(Conference) watch

Simone Weil (1909-1943) – philosopher, teacher in high schools and for factory workers, social activist, anarchistic-ranks soldier in Spain, manual worker in factories and farms, Résistence member, mystic – never wrote academic articles: the 16 volumes of her writings are an intellectual but personal expression of her social, political and spiritual deliberations and engagement, constituting a corpus of original, sober and subversive thought. Her influence is intensifying along the years, from Albert Camus who first published her posthumously and described her as “the only great spirit of our time”, up to her increasing presence in the words of contemporary politicians. A first Hebrew translation of a collection from her social and political writings is forthcoming in 2018, and in 30-31.10.2018 an international conference will be held at the Open University of Israel campus in Raanana on her thought and its relevance for the society and politics of our age from theoretical, comparative and historical perspectives. The conference will be tri-lingual, in Hebrew, French and English, with simultaneous translation between Hebrew and French.

Participants: Barbara Wolfer, Aviad Heifetz, Frederic Worms, Alexandra Feret, Jean Davienne, E. Jane Doering, Daniel Rosenberg, Pascal David, Denis Charbit, Robert Chenavier, Rita Fulco, and Christine Evans

Open University of Israel campus (Raanana) (2018)

Overlapping Consensus Thin and Thick: John Rawls and Simone Weil

Aviad Heifetz & Enrico Minelli read

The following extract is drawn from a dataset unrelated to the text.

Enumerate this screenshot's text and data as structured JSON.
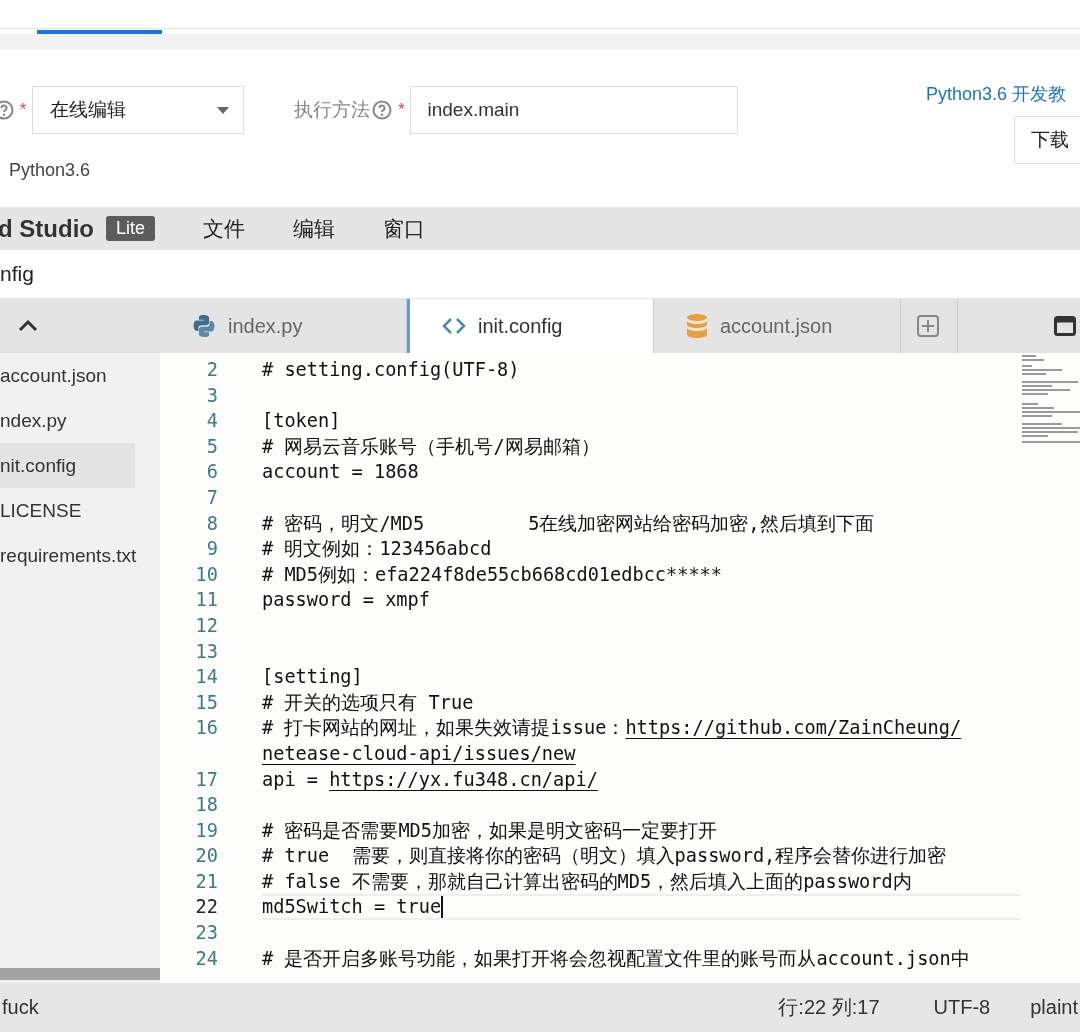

John Rawls and Simone Weil presented two distinct conceptions of political justice, aimed at articulating a common ethos in an inherently heterogeneous society. The terms of the former, chiefly concerned with the distribution of primary goods, underwrite much of today’s Western democracy’s political liberalism. The terms of the latter, chiefly concerned with the way interaction is organized in social activities in view of the body and soul’s balancing pairs of needs, are less well known. We explain the sense in which the overlapping consensus in Weil’s notion of political justice is “thicker”, and may thus deserve more attention – alongside that of Rawls – for substantiating a democratic ethos within political liberalism.

Philosophical Investigations 39:4 October 2016, pp. 362-384

Simone Weil on Colonialism: An Ethic of the Other

J.P. Little, ed. & trans. read

In 1931, Simone Weil read an article by Louis Roubaud in the Petit Parisien that exposed the Yen Bay massacre in Indochina. That article opened Weil’s eyes, and from then until her death in exile in 1943, she cared most deeply about the French colonial situation. Weil refused to accept the contradiction between the image of France as a champion of the rights of man and the reality of France’s exploitation and oppression of the peoples in its territories.
Weil wrote thirteen articles or letters about the situation, writings originally published in French journals or in French collections of her work. J. P. Little’s fluid and clear translations finally introduce to English-speaking scholars and students this important element of Weil’s political consciousness.

J.P. Little, ed. & trans., New York: Rowman and Littlefield, 2003

J. P. Little, one of the world’s most respected scholars of Simone Weil, is the author of Simone Weil: Waiting on Truth and numerous articles and conference presentations on Weil’s life and work. She is lecturer in French (emerita) at St. Patrick’s College, Dublin.